** DIRECTIONS FOR THIS TASK **
Would you print all of the entries exactly, please, but without their pictures?

** MATERIAL PROVIDED **

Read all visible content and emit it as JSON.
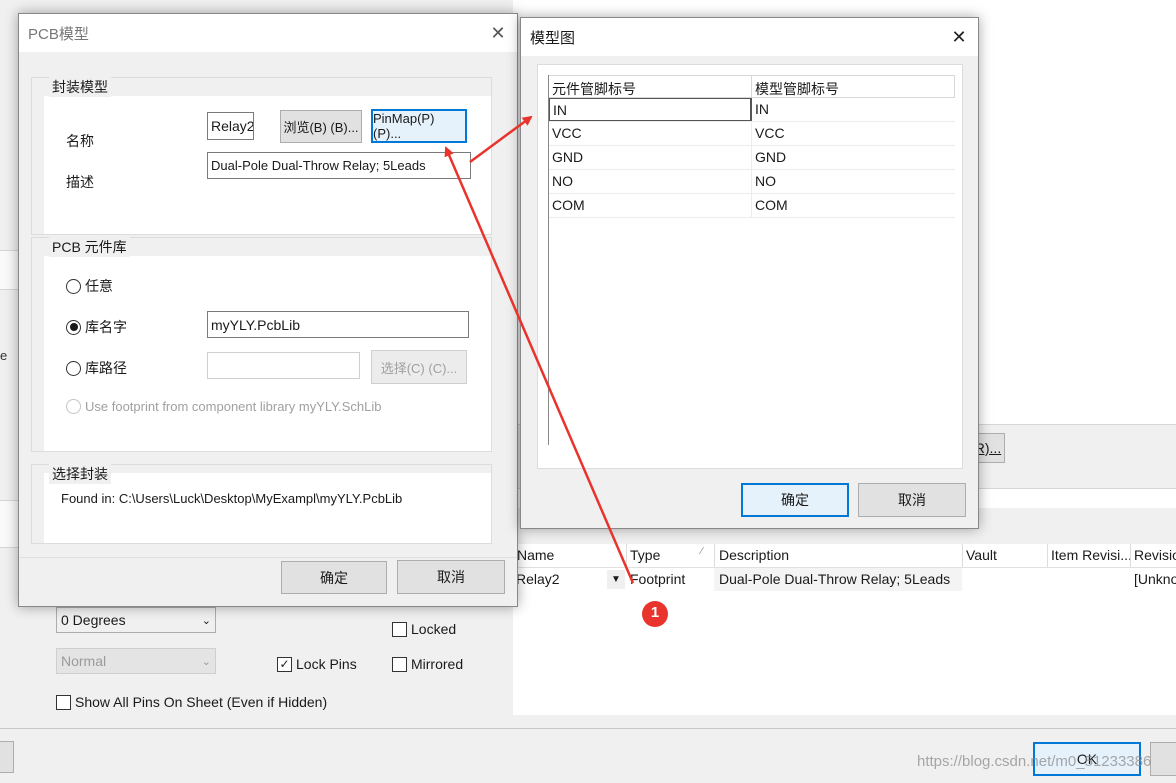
{
  "pcb_dialog": {
    "title": "PCB模型",
    "footprint_group": {
      "label": "封装模型",
      "name_label": "名称",
      "name_value": "Relay2",
      "browse_button": "浏览(B) (B)...",
      "pinmap_button": "PinMap(P) (P)...",
      "desc_label": "描述",
      "desc_value": "Dual-Pole Dual-Throw Relay; 5Leads"
    },
    "library_group": {
      "label": "PCB 元件库",
      "option_any": "任意",
      "option_libname": "库名字",
      "libname_value": "myYLY.PcbLib",
      "option_libpath": "库路径",
      "libpath_value": "",
      "choose_button": "选择(C) (C)...",
      "option_use_footprint": "Use footprint from component library myYLY.SchLib",
      "selected_option": "库名字"
    },
    "selected_group": {
      "label": "选择封装",
      "found_in": "Found in: C:\\Users\\Luck\\Desktop\\MyExampl\\myYLY.PcbLib"
    },
    "ok_button": "确定",
    "cancel_button": "取消"
  },
  "model_dialog": {
    "title": "模型图",
    "columns": [
      "元件管脚标号",
      "模型管脚标号"
    ],
    "rows": [
      {
        "component_pin": "IN",
        "model_pin": "IN"
      },
      {
        "component_pin": "VCC",
        "model_pin": "VCC"
      },
      {
        "component_pin": "GND",
        "model_pin": "GND"
      },
      {
        "component_pin": "NO",
        "model_pin": "NO"
      },
      {
        "component_pin": "COM",
        "model_pin": "COM"
      }
    ],
    "ok_button": "确定",
    "cancel_button": "取消"
  },
  "background": {
    "rotation_select": "0 Degrees",
    "mode_select": "Normal",
    "locked_label": "Locked",
    "lock_pins_label": "Lock Pins",
    "lock_pins_checked": true,
    "mirrored_label": "Mirrored",
    "show_all_pins_label": "Show All Pins On Sheet (Even if Hidden)",
    "partial_button": "R)...",
    "left_edge_char": "e",
    "models_table": {
      "columns": [
        "Name",
        "Type",
        "Description",
        "Vault",
        "Item Revisi...",
        "Revisio"
      ],
      "rows": [
        {
          "name": "Relay2",
          "type": "Footprint",
          "description": "Dual-Pole Dual-Throw Relay; 5Leads",
          "vault": "",
          "item_revision": "",
          "revision": "[Unkno"
        }
      ]
    },
    "ok_button": "OK",
    "watermark": "https://blog.csdn.net/m0_51233386"
  },
  "annotation": {
    "badge": "1",
    "arrow_color": "#e8342c",
    "badge_color": "#e8342c"
  },
  "colors": {
    "accent": "#0078d7",
    "dialog_bg": "#f0f0f0"
  }
}
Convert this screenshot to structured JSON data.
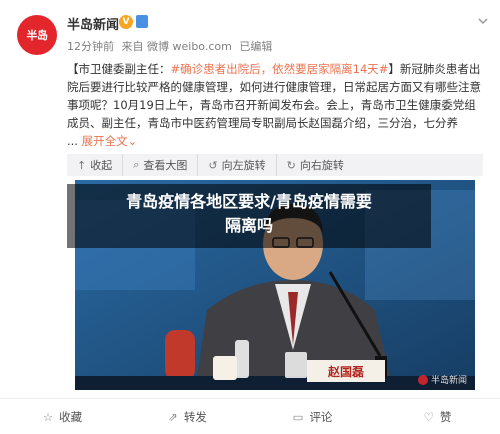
{
  "header": {
    "avatar_text": "半岛",
    "account_name": "半岛新闻",
    "verified_mark": "V",
    "meta": {
      "time": "12分钟前",
      "source": "来自 微博 weibo.com",
      "edited": "已编辑"
    }
  },
  "post": {
    "prefix": "【市卫健委副主任：",
    "topic": "#确诊患者出院后，依然要居家隔离14天#",
    "body": "】新冠肺炎患者出院后要进行比较严格的健康管理，如何进行健康管理，日常起居方面又有哪些注意事项呢？10月19日上午，青岛市召开新闻发布会。会上，青岛市卫生健康委党组成员、副主任，青岛市中医药管理局专职副局长赵国磊介绍，三分治，七分养",
    "ellipsis": "...",
    "expand_label": "展开全文",
    "expand_arrow": "⌄"
  },
  "actions": [
    {
      "icon": "↑",
      "label": "收起"
    },
    {
      "icon": "⌕",
      "label": "查看大图"
    },
    {
      "icon": "↺",
      "label": "向左旋转"
    },
    {
      "icon": "↻",
      "label": "向右旋转"
    }
  ],
  "overlay": {
    "line1": "青岛疫情各地区要求/青岛疫情需要",
    "line2": "隔离吗"
  },
  "image": {
    "nameplate": "赵国磊",
    "watermark": "半岛新闻"
  },
  "bottom": [
    {
      "icon": "☆",
      "label": "收藏"
    },
    {
      "icon": "⇗",
      "label": "转发"
    },
    {
      "icon": "▭",
      "label": "评论"
    },
    {
      "icon": "♡",
      "label": "赞"
    }
  ],
  "colors": {
    "brand_red": "#e3262c",
    "link_orange": "#eb7350",
    "backdrop_blue": "#1f4e7a"
  }
}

** SOLVED EXERCISE **
Read all visible content and emit it as JSON.
{
  "pcb_dialog": {
    "title": "PCB模型",
    "footprint_group": {
      "label": "封装模型",
      "name_label": "名称",
      "name_value": "Relay2",
      "browse_button": "浏览(B) (B)...",
      "pinmap_button": "PinMap(P) (P)...",
      "desc_label": "描述",
      "desc_value": "Dual-Pole Dual-Throw Relay; 5Leads"
    },
    "library_group": {
      "label": "PCB 元件库",
      "option_any": "任意",
      "option_libname": "库名字",
      "libname_value": "myYLY.PcbLib",
      "option_libpath": "库路径",
      "libpath_value": "",
      "choose_button": "选择(C) (C)...",
      "option_use_footprint": "Use footprint from component library myYLY.SchLib",
      "selected_option": "库名字"
    },
    "selected_group": {
      "label": "选择封装",
      "found_in": "Found in: C:\\Users\\Luck\\Desktop\\MyExampl\\myYLY.PcbLib"
    },
    "ok_button": "确定",
    "cancel_button": "取消"
  },
  "model_dialog": {
    "title": "模型图",
    "columns": [
      "元件管脚标号",
      "模型管脚标号"
    ],
    "rows": [
      {
        "component_pin": "IN",
        "model_pin": "IN"
      },
      {
        "component_pin": "VCC",
        "model_pin": "VCC"
      },
      {
        "component_pin": "GND",
        "model_pin": "GND"
      },
      {
        "component_pin": "NO",
        "model_pin": "NO"
      },
      {
        "component_pin": "COM",
        "model_pin": "COM"
      }
    ],
    "ok_button": "确定",
    "cancel_button": "取消"
  },
  "background": {
    "rotation_select": "0 Degrees",
    "mode_select": "Normal",
    "locked_label": "Locked",
    "lock_pins_label": "Lock Pins",
    "lock_pins_checked": true,
    "mirrored_label": "Mirrored",
    "show_all_pins_label": "Show All Pins On Sheet (Even if Hidden)",
    "partial_button": "R)...",
    "left_edge_char": "e",
    "models_table": {
      "columns": [
        "Name",
        "Type",
        "Description",
        "Vault",
        "Item Revisi...",
        "Revisio"
      ],
      "rows": [
        {
          "name": "Relay2",
          "type": "Footprint",
          "description": "Dual-Pole Dual-Throw Relay; 5Leads",
          "vault": "",
          "item_revision": "",
          "revision": "[Unkno"
        }
      ]
    },
    "ok_button": "OK",
    "watermark": "https://blog.csdn.net/m0_51233386"
  },
  "annotation": {
    "badge": "1",
    "arrow_color": "#e8342c",
    "badge_color": "#e8342c"
  },
  "colors": {
    "accent": "#0078d7",
    "dialog_bg": "#f0f0f0"
  }
}
Convert this screenshot to structured JSON data.
{
  "header": {
    "avatar_text": "半岛",
    "account_name": "半岛新闻",
    "verified_mark": "V",
    "meta": {
      "time": "12分钟前",
      "source": "来自 微博 weibo.com",
      "edited": "已编辑"
    }
  },
  "post": {
    "prefix": "【市卫健委副主任：",
    "topic": "#确诊患者出院后，依然要居家隔离14天#",
    "body": "】新冠肺炎患者出院后要进行比较严格的健康管理，如何进行健康管理，日常起居方面又有哪些注意事项呢？10月19日上午，青岛市召开新闻发布会。会上，青岛市卫生健康委党组成员、副主任，青岛市中医药管理局专职副局长赵国磊介绍，三分治，七分养",
    "ellipsis": "...",
    "expand_label": "展开全文",
    "expand_arrow": "⌄"
  },
  "actions": [
    {
      "icon": "↑",
      "label": "收起"
    },
    {
      "icon": "⌕",
      "label": "查看大图"
    },
    {
      "icon": "↺",
      "label": "向左旋转"
    },
    {
      "icon": "↻",
      "label": "向右旋转"
    }
  ],
  "overlay": {
    "line1": "青岛疫情各地区要求/青岛疫情需要",
    "line2": "隔离吗"
  },
  "image": {
    "nameplate": "赵国磊",
    "watermark": "半岛新闻"
  },
  "bottom": [
    {
      "icon": "☆",
      "label": "收藏"
    },
    {
      "icon": "⇗",
      "label": "转发"
    },
    {
      "icon": "▭",
      "label": "评论"
    },
    {
      "icon": "♡",
      "label": "赞"
    }
  ],
  "colors": {
    "brand_red": "#e3262c",
    "link_orange": "#eb7350",
    "backdrop_blue": "#1f4e7a"
  }
}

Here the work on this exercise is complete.